- **What this task involves**
Lines with the word "ALREWT" in them are the ones to copy from the records.

- **Excerpted records**

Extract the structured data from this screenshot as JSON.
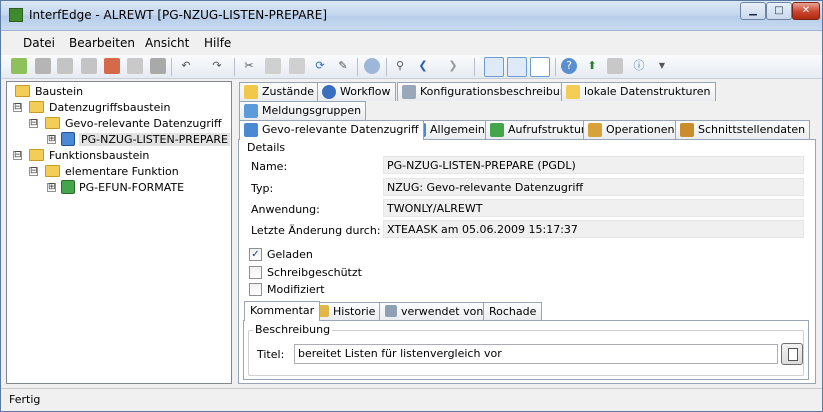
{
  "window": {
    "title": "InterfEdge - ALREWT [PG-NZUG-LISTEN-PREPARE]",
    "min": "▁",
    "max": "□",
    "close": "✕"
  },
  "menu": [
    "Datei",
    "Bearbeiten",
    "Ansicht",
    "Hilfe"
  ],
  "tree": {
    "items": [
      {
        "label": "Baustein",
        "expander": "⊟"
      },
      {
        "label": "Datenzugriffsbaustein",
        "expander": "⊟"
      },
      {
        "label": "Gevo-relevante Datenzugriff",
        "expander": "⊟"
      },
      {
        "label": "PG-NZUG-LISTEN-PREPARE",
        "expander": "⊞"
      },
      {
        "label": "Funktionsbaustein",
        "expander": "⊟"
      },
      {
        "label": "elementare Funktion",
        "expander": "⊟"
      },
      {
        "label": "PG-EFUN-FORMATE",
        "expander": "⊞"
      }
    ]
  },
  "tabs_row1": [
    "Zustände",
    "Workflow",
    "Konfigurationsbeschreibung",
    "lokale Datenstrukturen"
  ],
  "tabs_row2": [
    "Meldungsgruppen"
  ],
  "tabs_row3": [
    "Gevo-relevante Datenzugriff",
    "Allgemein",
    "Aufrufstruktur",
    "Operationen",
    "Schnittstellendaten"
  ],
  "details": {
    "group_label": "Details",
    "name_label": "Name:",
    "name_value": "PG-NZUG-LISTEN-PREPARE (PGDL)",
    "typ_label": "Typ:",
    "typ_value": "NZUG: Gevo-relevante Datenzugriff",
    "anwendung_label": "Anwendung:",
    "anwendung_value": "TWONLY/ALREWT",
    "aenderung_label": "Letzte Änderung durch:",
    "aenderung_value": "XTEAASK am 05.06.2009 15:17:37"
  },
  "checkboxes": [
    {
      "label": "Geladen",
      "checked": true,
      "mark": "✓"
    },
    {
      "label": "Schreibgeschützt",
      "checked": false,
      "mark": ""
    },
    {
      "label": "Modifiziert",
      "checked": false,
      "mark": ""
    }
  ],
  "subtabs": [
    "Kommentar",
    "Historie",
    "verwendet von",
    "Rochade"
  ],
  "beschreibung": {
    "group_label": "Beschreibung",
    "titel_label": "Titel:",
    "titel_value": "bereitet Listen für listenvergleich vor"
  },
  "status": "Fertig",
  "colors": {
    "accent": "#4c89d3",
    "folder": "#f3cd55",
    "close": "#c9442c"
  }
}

- **Answer section**
    "title": "InterfEdge - ALREWT [PG-NZUG-LISTEN-PREPARE]",
    "anwendung_value": "TWONLY/ALREWT",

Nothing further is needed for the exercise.